Max's-front-daytime (maxskansascity.orgOn May 25-27 the Bowery Electric hosted another rock ‘n’ roll extravaganza, this time a three-night “Max’s Kansas City Festival” – dedicated to the legendary NYC venue that existed from 1965 to 1981, and its equally legendary performers. On tap for night number one: a roster of acts, both new and old, two of which easily fall into the “legendary” category: The Sic F*cks and The Waldos. Starring two of the greatest punk rock front-men of all-time – two guys who not only know how to rock, but how to entertain.
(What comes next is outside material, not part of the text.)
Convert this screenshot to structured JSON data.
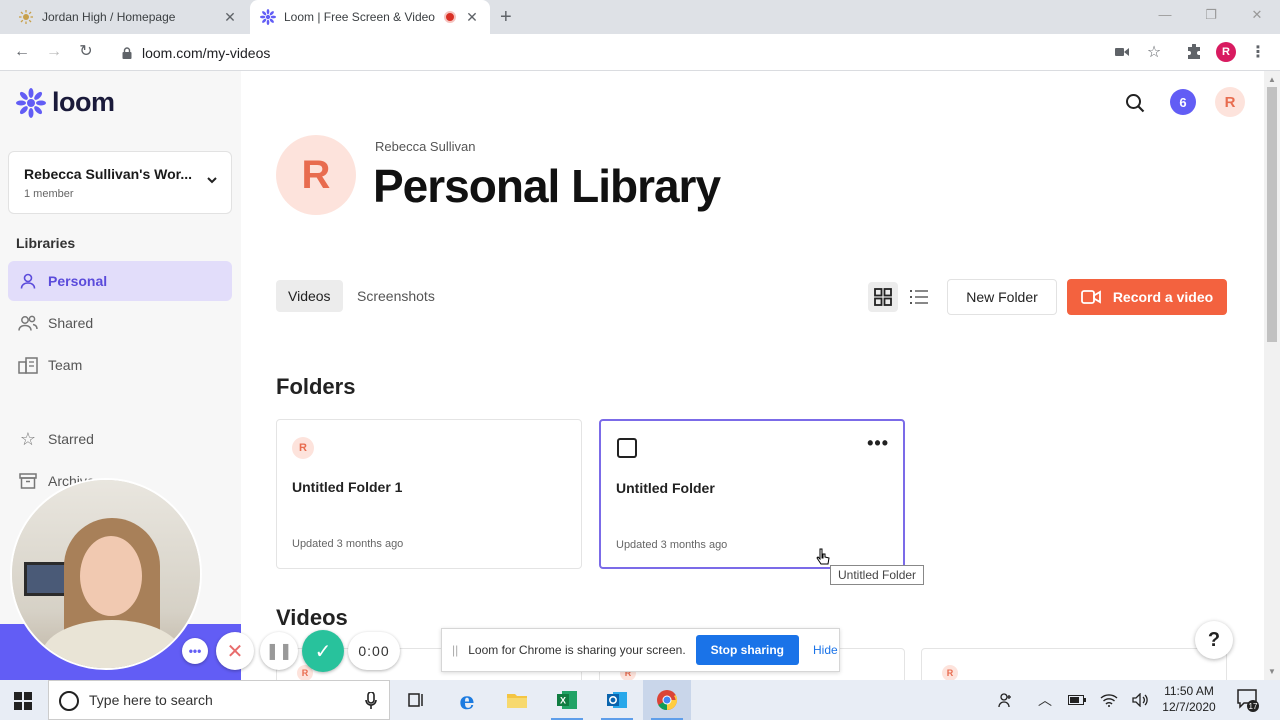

Performers who can make you dance one minute and laugh out loud the next: Russell Wolinsky, co-founder and lead singer of outrageous comic-punks The Sic F*cks, and Walter Lure, co-founder and guitarist of proto-punk band The Heartbreakers and, more recently, leader of The Waldos.

Russell 1         Walter 2The Sic F*cks (truly living up to their name at every performance, even now) were formed in 1977 by Bronx-born Wolinsky and sisters Eileen and Tish Bellomo – better known as Tish and Snooky and who had briefly been backup singers in Blondie. Recruiting a gaggle of guys who took stage names like Dick String, Bob Hopeless, Stink (the bassist – poking fun at Sting), and Harry Viderci (as in Italian for goodbye – haha), they were soon appearing regularly at Max’s and CBGB. Fun, tasteless numbers like “Insects Rule My World,” “Rock Or Die,” “Teenage Abortion,” “Spanish Bar Mitzvah,” and “Chop Up Your Mother” – coupled with wacky (to say the least) costumes and props (like Tish and Snooky’s coat hanger, plunger, and two-headed baby doll on “Teenage Abortion”) made their performances an evening to, uh, remember. And still do! A few of those songs even made it onto vinyl in 1982 on…ready?…Sozyamuda Records. Oy vey.

Russell 2

Meanwhile, Walter Lure formed The Heartbreakers with ex-New York Doll Johnny Thunders in 1975, and the band existed on and off (with numerous gigs at Max’s of course) until shortly before Thunders’ death in 1991. Lure and a few of the later Heartbreakers members re-named themselves The Waldos (after Walter’s occasional nickname), continued making noise in and around NYC, and in 1994 released an album, Rent Party. Nowadays the Waldos experience is bookended by Japanese axemen Ichiuji Takanori (aka EZ) on bass and Takto Nakai on guitar, drummer Joe Rizzo propelling everything along in the back…and master-of-ceremonies Mr. Lure providing off-the-cuff commentary between signature tunes “Damn Your Soul,” “Cry Baby,” “Sorry,” and Heartbreakers staples “One Track Mind,” “Chinese Rocks,” “Get Off the Phone,” “Let Go,” “Sad Vacation,” and “Too Much Junkie Business.”

Walter 1

And like some of the great entertainers of yore (Frankie S. anyone?), both Russell and Walter appear onstage in classy, if trashy, jacket-and-hat motifs (orange-ish jackets for both this evening), peppering their bands’ sets with corny jokes and hilarious anecdotes. Advice for lead singers everywhere: Sing loudly…and carry a big shtick!

Max’s photo courtesy maxskansascity.org
Videos courtesy YouTube/Alan Rand, YouTube/Nanchanger
Band photos by me

___________________________________

* Correction to the May 21 post:  the band in Vinyl was called the Nasty Bits (not the Naughty Bits).